> _Problem statement_
For each line in the records that contains "Montant", make a copy.

------ Data in this exercise

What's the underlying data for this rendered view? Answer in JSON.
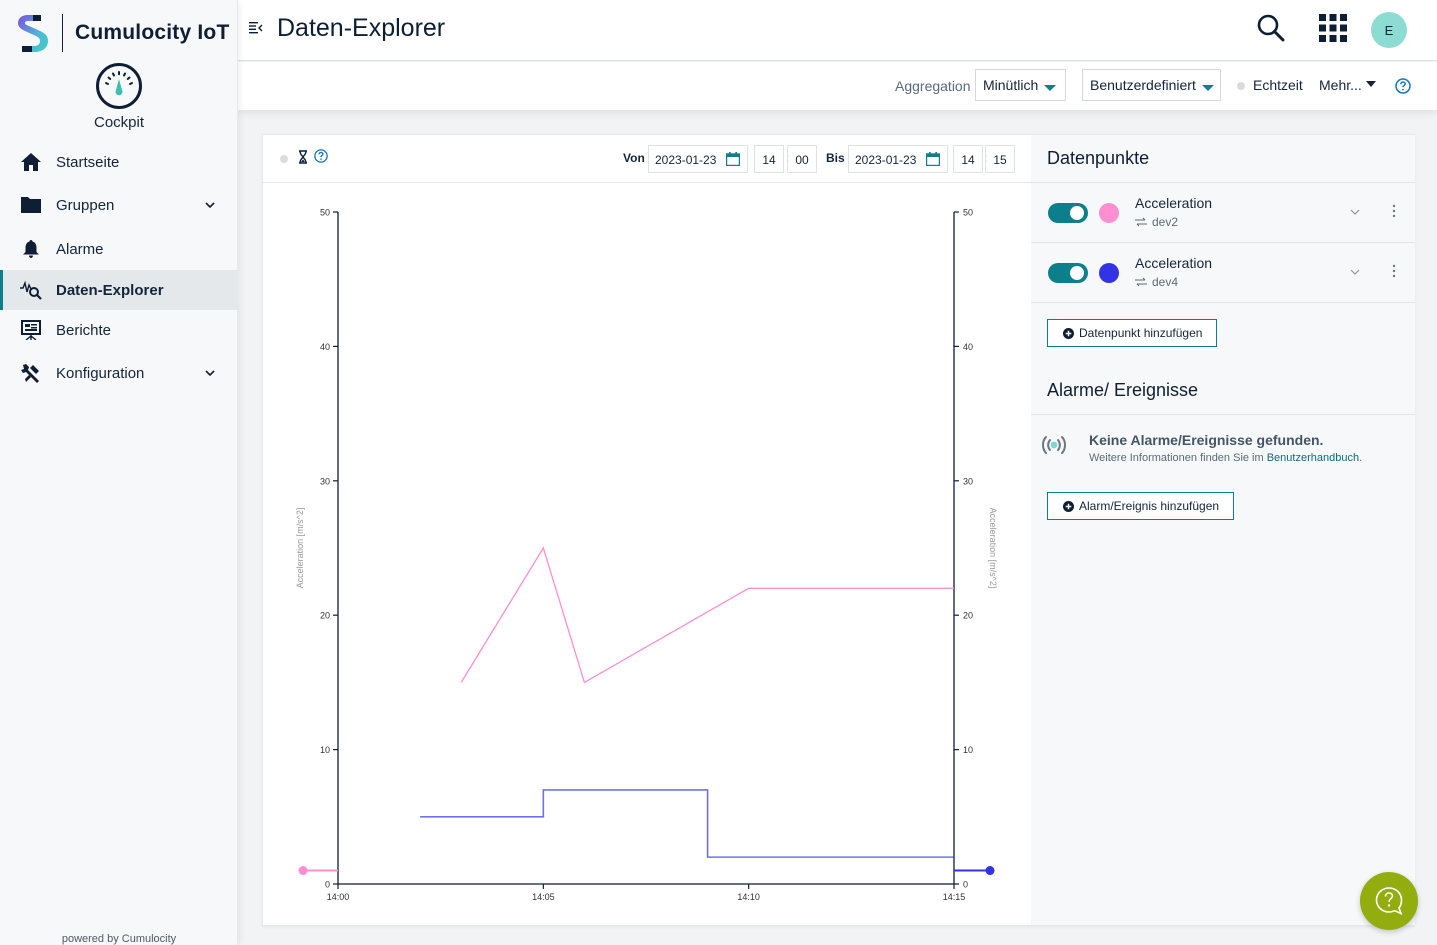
{
  "brand": {
    "name": "Cumulocity IoT"
  },
  "app": {
    "name": "Cockpit",
    "icon": "gauge-icon"
  },
  "sidebar": {
    "items": [
      {
        "label": "Startseite",
        "icon": "home-icon",
        "expandable": false,
        "active": false
      },
      {
        "label": "Gruppen",
        "icon": "folder-icon",
        "expandable": true,
        "active": false
      },
      {
        "label": "Alarme",
        "icon": "bell-icon",
        "expandable": false,
        "active": false
      },
      {
        "label": "Daten-Explorer",
        "icon": "data-explorer-icon",
        "expandable": false,
        "active": true
      },
      {
        "label": "Berichte",
        "icon": "report-icon",
        "expandable": false,
        "active": false
      },
      {
        "label": "Konfiguration",
        "icon": "tools-icon",
        "expandable": true,
        "active": false
      }
    ],
    "footer": "powered by Cumulocity"
  },
  "header": {
    "title": "Daten-Explorer",
    "user_initial": "E"
  },
  "actionbar": {
    "aggregation_label": "Aggregation",
    "aggregation_value": "Minütlich",
    "range_value": "Benutzerdefiniert",
    "realtime_label": "Echtzeit",
    "realtime_active": false,
    "more_label": "Mehr..."
  },
  "chart_toolbar": {
    "from_label": "Von",
    "from_date": "2023-01-23",
    "from_hour": "14",
    "from_minute": "00",
    "to_label": "Bis",
    "to_date": "2023-01-23",
    "to_hour": "14",
    "to_minute": "15",
    "time_separator": ":"
  },
  "datapoints": {
    "title": "Datenpunkte",
    "items": [
      {
        "name": "Acceleration",
        "device": "dev2",
        "color": "#ff8fd1",
        "enabled": true
      },
      {
        "name": "Acceleration",
        "device": "dev4",
        "color": "#3333e6",
        "enabled": true
      }
    ],
    "add_label": "Datenpunkt hinzufügen"
  },
  "alarms": {
    "title": "Alarme/ Ereignisse",
    "empty_title": "Keine Alarme/Ereignisse gefunden.",
    "empty_sub_prefix": "Weitere Informationen finden Sie im ",
    "empty_sub_link": "Benutzerhandbuch",
    "empty_sub_suffix": ".",
    "add_label": "Alarm/Ereignis hinzufügen"
  },
  "colors": {
    "accent": "#0b7f8b",
    "fab": "#92ad0d",
    "series_dev2": "#ff8fd1",
    "series_dev4": "#3333e6"
  },
  "chart_data": {
    "type": "line",
    "title": "",
    "xlabel": "",
    "ylabel_left": "Acceleration [m/s^2]",
    "ylabel_right": "Acceleration [m/s^2]",
    "x_ticks": [
      "14:00",
      "14:05",
      "14:10",
      "14:15"
    ],
    "x_range_minutes": [
      0,
      15
    ],
    "y_ticks": [
      0,
      10,
      20,
      30,
      40,
      50
    ],
    "ylim": [
      0,
      50
    ],
    "grid": false,
    "series": [
      {
        "name": "Acceleration (dev2)",
        "color": "#ff8fd1",
        "axis": "left",
        "interpolation": "linear",
        "points": [
          [
            3,
            15
          ],
          [
            5,
            25
          ],
          [
            6,
            15
          ],
          [
            10,
            22
          ],
          [
            15,
            22
          ]
        ],
        "offscreen_marker": {
          "side": "left",
          "value": 1
        }
      },
      {
        "name": "Acceleration (dev4)",
        "color": "#3333e6",
        "axis": "right",
        "interpolation": "step",
        "points": [
          [
            2,
            5
          ],
          [
            5,
            7
          ],
          [
            9,
            2
          ],
          [
            15,
            2
          ]
        ],
        "offscreen_marker": {
          "side": "right",
          "value": 1
        }
      }
    ]
  }
}
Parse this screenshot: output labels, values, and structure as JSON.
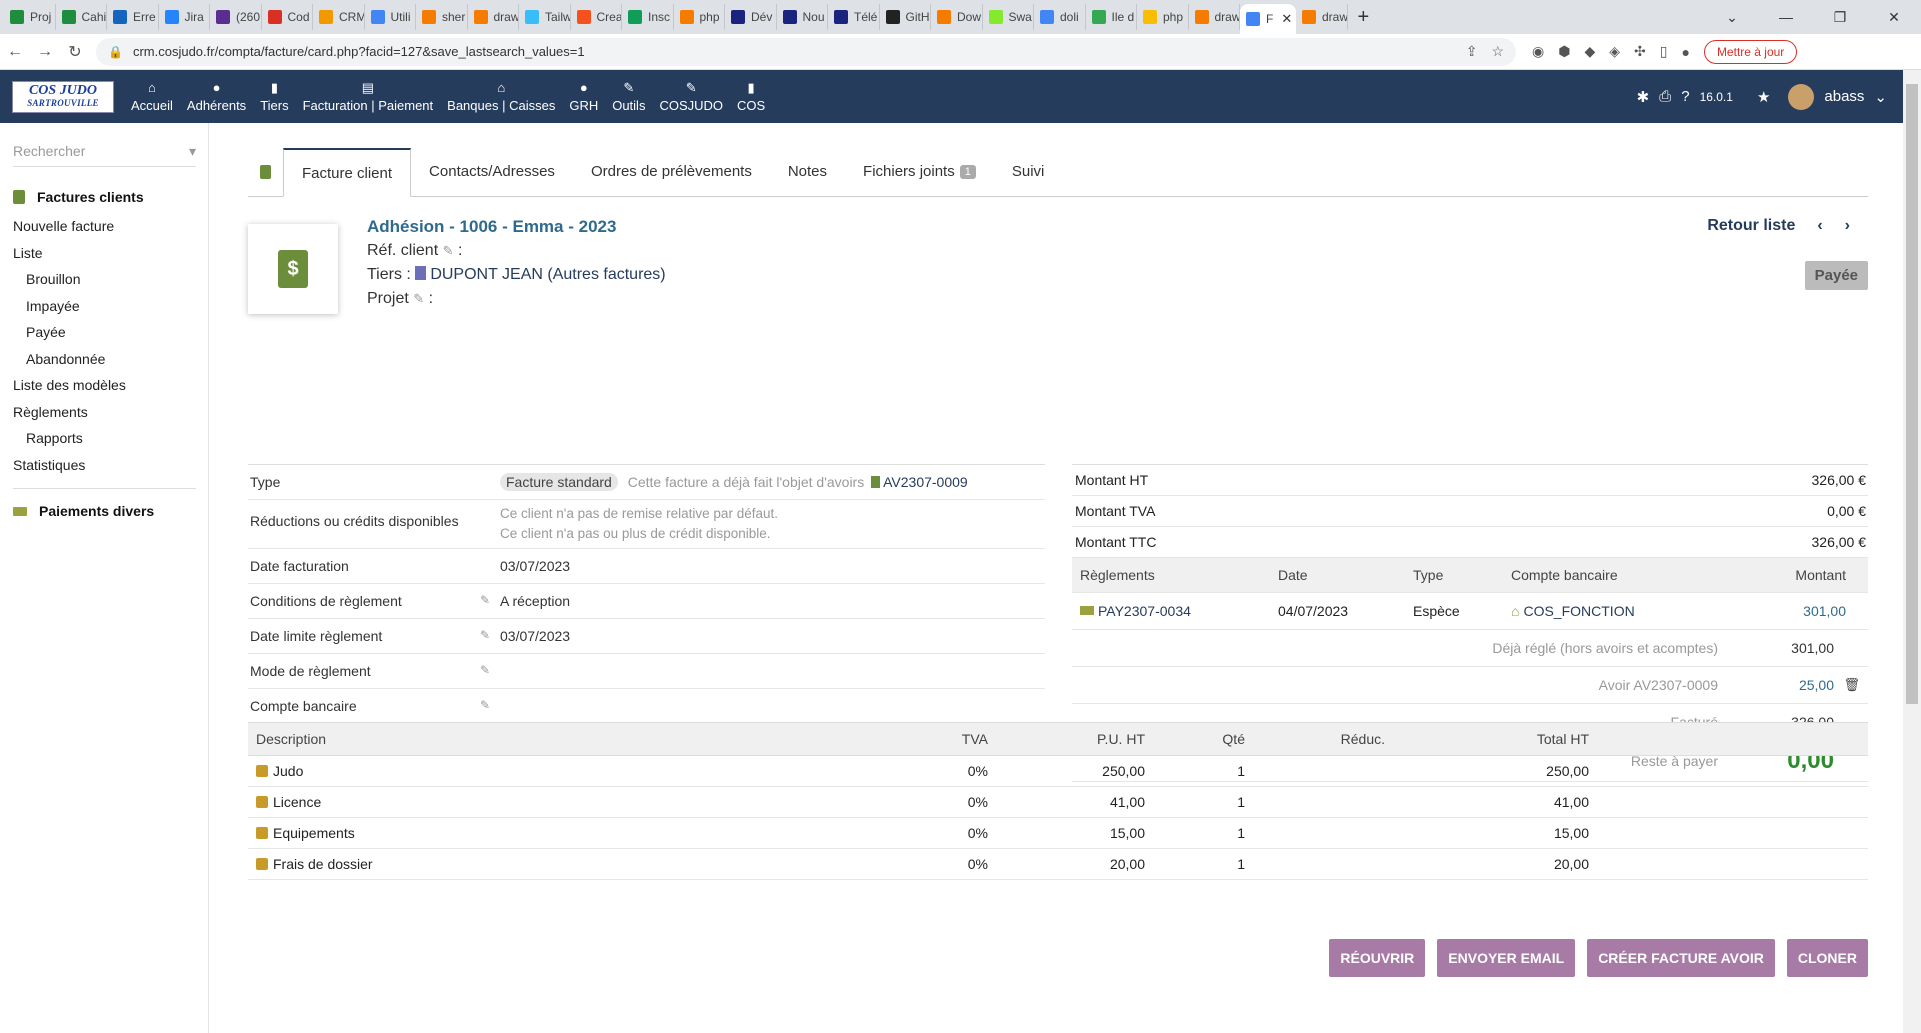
{
  "browser": {
    "tabs": [
      {
        "label": "Proj",
        "color": "#1e8e3e"
      },
      {
        "label": "Cahi",
        "color": "#1e8e3e"
      },
      {
        "label": "Erre",
        "color": "#1565c0"
      },
      {
        "label": "Jira",
        "color": "#2684ff"
      },
      {
        "label": "(260",
        "color": "#5c2d91"
      },
      {
        "label": "Cod",
        "color": "#d93025"
      },
      {
        "label": "CRM",
        "color": "#f29900"
      },
      {
        "label": "Utili",
        "color": "#4285f4"
      },
      {
        "label": "sher",
        "color": "#f57c00"
      },
      {
        "label": "draw",
        "color": "#f57c00"
      },
      {
        "label": "Tailw",
        "color": "#38bdf8"
      },
      {
        "label": "Crea",
        "color": "#f4511e"
      },
      {
        "label": "Insc",
        "color": "#0f9d58"
      },
      {
        "label": "php",
        "color": "#f57c00"
      },
      {
        "label": "Dév",
        "color": "#1a237e"
      },
      {
        "label": "Nou",
        "color": "#1a237e"
      },
      {
        "label": "Télé",
        "color": "#1a237e"
      },
      {
        "label": "GitH",
        "color": "#222222"
      },
      {
        "label": "Dow",
        "color": "#f57c00"
      },
      {
        "label": "Swa",
        "color": "#85ea2d"
      },
      {
        "label": "doli",
        "color": "#4285f4"
      },
      {
        "label": "Ile d",
        "color": "#34a853"
      },
      {
        "label": "php",
        "color": "#fbbc04"
      },
      {
        "label": "draw",
        "color": "#f57c00"
      },
      {
        "label": "F",
        "color": "#4285f4",
        "active": true
      },
      {
        "label": "draw",
        "color": "#f57c00"
      }
    ],
    "new_tab": "+",
    "window_controls": [
      "⌄",
      "—",
      "❐",
      "✕"
    ],
    "url": "crm.cosjudo.fr/compta/facture/card.php?facid=127&save_lastsearch_values=1",
    "update_button": "Mettre à jour"
  },
  "app": {
    "logo_line1": "COS JUDO",
    "logo_line2": "SARTROUVILLE",
    "menu": [
      {
        "label": "Accueil",
        "icon": "home-icon",
        "glyph": "⌂"
      },
      {
        "label": "Adhérents",
        "icon": "user-icon",
        "glyph": "●"
      },
      {
        "label": "Tiers",
        "icon": "building-icon",
        "glyph": "▮"
      },
      {
        "label": "Facturation | Paiement",
        "icon": "invoice-icon",
        "glyph": "▤"
      },
      {
        "label": "Banques | Caisses",
        "icon": "bank-icon",
        "glyph": "⌂"
      },
      {
        "label": "GRH",
        "icon": "users-icon",
        "glyph": "●"
      },
      {
        "label": "Outils",
        "icon": "wrench-icon",
        "glyph": "✎"
      },
      {
        "label": "COSJUDO",
        "icon": "edit-icon",
        "glyph": "✎"
      },
      {
        "label": "COS",
        "icon": "note-icon",
        "glyph": "▮"
      }
    ],
    "version": "16.0.1",
    "user": "abass"
  },
  "sidebar": {
    "search_placeholder": "Rechercher",
    "section1": "Factures clients",
    "items": [
      {
        "label": "Nouvelle facture",
        "sub": false
      },
      {
        "label": "Liste",
        "sub": false
      },
      {
        "label": "Brouillon",
        "sub": true
      },
      {
        "label": "Impayée",
        "sub": true
      },
      {
        "label": "Payée",
        "sub": true
      },
      {
        "label": "Abandonnée",
        "sub": true
      },
      {
        "label": "Liste des modèles",
        "sub": false
      },
      {
        "label": "Règlements",
        "sub": false
      },
      {
        "label": "Rapports",
        "sub": true
      },
      {
        "label": "Statistiques",
        "sub": false
      }
    ],
    "section2": "Paiements divers"
  },
  "tabs": [
    {
      "label": "Facture client",
      "active": true
    },
    {
      "label": "Contacts/Adresses"
    },
    {
      "label": "Ordres de prélèvements"
    },
    {
      "label": "Notes"
    },
    {
      "label": "Fichiers joints",
      "badge": "1"
    },
    {
      "label": "Suivi"
    }
  ],
  "invoice": {
    "title": "Adhésion - 1006 - Emma - 2023",
    "ref_client_label": "Réf. client",
    "tiers_label": "Tiers :",
    "tiers_value": "DUPONT JEAN (Autres factures)",
    "projet_label": "Projet",
    "back_to_list": "Retour liste",
    "status": "Payée"
  },
  "fields": {
    "type_label": "Type",
    "type_tag": "Facture standard",
    "type_note": "Cette facture a déjà fait l'objet d'avoirs",
    "type_credit_ref": "AV2307-0009",
    "discounts_label": "Réductions ou crédits disponibles",
    "discounts_line1": "Ce client n'a pas de remise relative par défaut.",
    "discounts_line2": "Ce client n'a pas ou plus de crédit disponible.",
    "date_label": "Date facturation",
    "date_value": "03/07/2023",
    "conditions_label": "Conditions de règlement",
    "conditions_value": "A réception",
    "due_label": "Date limite règlement",
    "due_value": "03/07/2023",
    "mode_label": "Mode de règlement",
    "mode_value": "",
    "bank_label": "Compte bancaire",
    "bank_value": ""
  },
  "amounts": {
    "ht_label": "Montant HT",
    "ht_value": "326,00 €",
    "tva_label": "Montant TVA",
    "tva_value": "0,00 €",
    "ttc_label": "Montant TTC",
    "ttc_value": "326,00 €"
  },
  "payments": {
    "headers": [
      "Règlements",
      "Date",
      "Type",
      "Compte bancaire",
      "Montant"
    ],
    "rows": [
      {
        "ref": "PAY2307-0034",
        "date": "04/07/2023",
        "type": "Espèce",
        "account": "COS_FONCTION",
        "amount": "301,00"
      }
    ],
    "already_paid_label": "Déjà réglé (hors avoirs et acomptes)",
    "already_paid_value": "301,00",
    "credit_label": "Avoir AV2307-0009",
    "credit_value": "25,00",
    "billed_label": "Facturé",
    "billed_value": "326,00",
    "remaining_label": "Reste à payer",
    "remaining_value": "0,00"
  },
  "lines": {
    "headers": [
      "Description",
      "TVA",
      "P.U. HT",
      "Qté",
      "Réduc.",
      "Total HT"
    ],
    "rows": [
      {
        "desc": "Judo",
        "tva": "0%",
        "pu": "250,00",
        "qty": "1",
        "reduc": "",
        "total": "250,00"
      },
      {
        "desc": "Licence",
        "tva": "0%",
        "pu": "41,00",
        "qty": "1",
        "reduc": "",
        "total": "41,00"
      },
      {
        "desc": "Equipements",
        "tva": "0%",
        "pu": "15,00",
        "qty": "1",
        "reduc": "",
        "total": "15,00"
      },
      {
        "desc": "Frais de dossier",
        "tva": "0%",
        "pu": "20,00",
        "qty": "1",
        "reduc": "",
        "total": "20,00"
      }
    ]
  },
  "actions": [
    "RÉOUVRIR",
    "ENVOYER EMAIL",
    "CRÉER FACTURE AVOIR",
    "CLONER"
  ]
}
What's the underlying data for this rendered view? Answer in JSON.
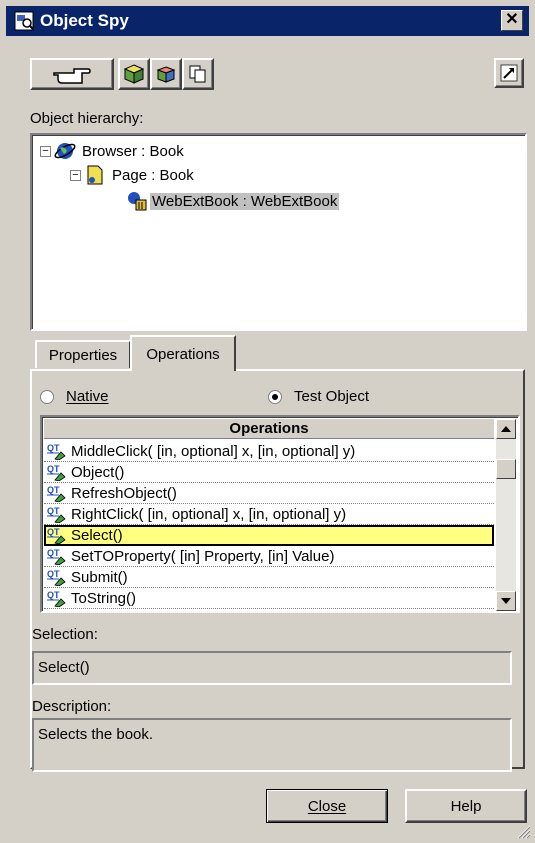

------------

> _Solution_
    "ht_label": "Montant HT",
    "tva_label": "Montant TVA",
    "ttc_label": "Montant TTC",
      "Montant"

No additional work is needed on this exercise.